*** RECORD SET Section Begins ***

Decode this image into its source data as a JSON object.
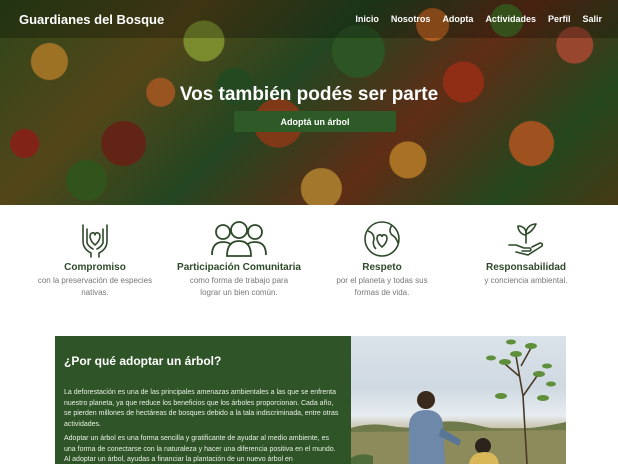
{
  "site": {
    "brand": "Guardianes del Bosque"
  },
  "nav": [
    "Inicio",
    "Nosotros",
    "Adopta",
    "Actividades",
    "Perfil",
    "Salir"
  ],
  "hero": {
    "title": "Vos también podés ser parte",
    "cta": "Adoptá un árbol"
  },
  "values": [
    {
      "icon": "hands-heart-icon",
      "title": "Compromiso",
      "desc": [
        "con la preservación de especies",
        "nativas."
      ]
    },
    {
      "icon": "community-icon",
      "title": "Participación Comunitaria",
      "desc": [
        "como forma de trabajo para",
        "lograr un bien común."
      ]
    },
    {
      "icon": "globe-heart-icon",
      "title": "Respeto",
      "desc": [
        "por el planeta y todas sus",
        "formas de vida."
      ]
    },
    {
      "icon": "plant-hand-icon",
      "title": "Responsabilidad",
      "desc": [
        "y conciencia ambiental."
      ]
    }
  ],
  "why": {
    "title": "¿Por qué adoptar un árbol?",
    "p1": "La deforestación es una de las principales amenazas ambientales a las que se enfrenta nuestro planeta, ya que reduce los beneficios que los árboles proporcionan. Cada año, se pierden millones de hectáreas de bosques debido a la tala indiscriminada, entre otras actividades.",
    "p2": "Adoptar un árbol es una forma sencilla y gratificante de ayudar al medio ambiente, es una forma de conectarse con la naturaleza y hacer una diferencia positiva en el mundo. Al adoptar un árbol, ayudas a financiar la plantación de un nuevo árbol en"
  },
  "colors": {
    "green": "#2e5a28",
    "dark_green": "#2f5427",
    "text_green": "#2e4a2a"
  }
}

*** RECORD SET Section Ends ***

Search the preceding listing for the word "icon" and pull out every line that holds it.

      "icon": "hands-heart-icon",
      "icon": "community-icon",
      "icon": "globe-heart-icon",
      "icon": "plant-hand-icon",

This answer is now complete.